_TASK REQUIREMENTS_.
Exact reproduction of all the data is required, with pictures excluded.

── MATERIAL PROVIDED

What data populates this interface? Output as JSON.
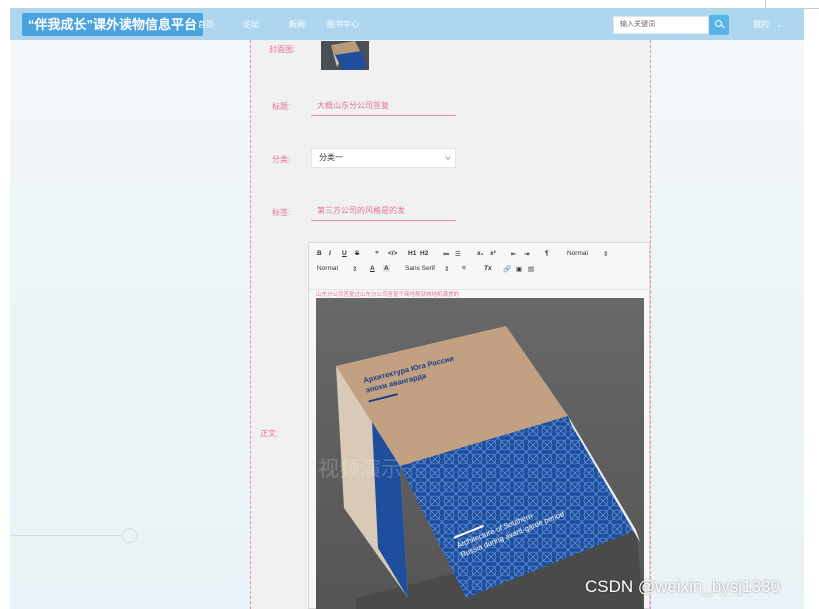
{
  "navbar": {
    "brand": "“伴我成长”课外读物信息平台",
    "links": [
      "首页",
      "论坛",
      "新闻",
      "图书中心"
    ],
    "search_placeholder": "输入关键词",
    "mine": "我的"
  },
  "form": {
    "cover_label": "封面图:",
    "title_label": "标题:",
    "title_value": "大概山东分公司答复",
    "category_label": "分类:",
    "category_value": "分类一",
    "tags_label": "标签:",
    "tags_value": "第三方公司的风格是的发",
    "content_label": "正文:"
  },
  "editor": {
    "toolbar_row1": [
      "B",
      "I",
      "U",
      "S",
      "❞",
      "</>",
      "H1",
      "H2",
      "≔",
      "☰",
      "x₁",
      "x²",
      "⇤",
      "⇥",
      "¶",
      "Normal",
      "⇕"
    ],
    "toolbar_row2": [
      "Normal",
      "⇕",
      "A",
      "A",
      "Sans Serif",
      "⇕",
      "≡",
      "Tx",
      "🔗",
      "▣",
      "▤"
    ],
    "content_text": "山东分公司答复过山东分公司答复个商地那就林地机满意的",
    "book_title_ru_1": "Архитектура Юга России",
    "book_title_ru_2": "эпохи авангарда",
    "book_title_en_1": "Architecture of Southern",
    "book_title_en_2": "Russia during avant-garde period"
  },
  "overlay_text": "视频演示",
  "watermark": "CSDN @weixin_bysj1330",
  "colors": {
    "navbar_bg": "#aed6ef",
    "brand_bg": "#4aa3df",
    "accent_pink": "#e1739b",
    "search_button": "#58b3e8"
  },
  "icons": [
    "search-icon",
    "chevron-down-icon"
  ]
}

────

_EXERCISE ANSWER_.
What data populates this interface? Output as JSON.
{
  "navbar": {
    "brand": "“伴我成长”课外读物信息平台",
    "links": [
      "首页",
      "论坛",
      "新闻",
      "图书中心"
    ],
    "search_placeholder": "输入关键词",
    "mine": "我的"
  },
  "form": {
    "cover_label": "封面图:",
    "title_label": "标题:",
    "title_value": "大概山东分公司答复",
    "category_label": "分类:",
    "category_value": "分类一",
    "tags_label": "标签:",
    "tags_value": "第三方公司的风格是的发",
    "content_label": "正文:"
  },
  "editor": {
    "toolbar_row1": [
      "B",
      "I",
      "U",
      "S",
      "❞",
      "</>",
      "H1",
      "H2",
      "≔",
      "☰",
      "x₁",
      "x²",
      "⇤",
      "⇥",
      "¶",
      "Normal",
      "⇕"
    ],
    "toolbar_row2": [
      "Normal",
      "⇕",
      "A",
      "A",
      "Sans Serif",
      "⇕",
      "≡",
      "Tx",
      "🔗",
      "▣",
      "▤"
    ],
    "content_text": "山东分公司答复过山东分公司答复个商地那就林地机满意的",
    "book_title_ru_1": "Архитектура Юга России",
    "book_title_ru_2": "эпохи авангарда",
    "book_title_en_1": "Architecture of Southern",
    "book_title_en_2": "Russia during avant-garde period"
  },
  "overlay_text": "视频演示",
  "watermark": "CSDN @weixin_bysj1330",
  "colors": {
    "navbar_bg": "#aed6ef",
    "brand_bg": "#4aa3df",
    "accent_pink": "#e1739b",
    "search_button": "#58b3e8"
  },
  "icons": [
    "search-icon",
    "chevron-down-icon"
  ]
}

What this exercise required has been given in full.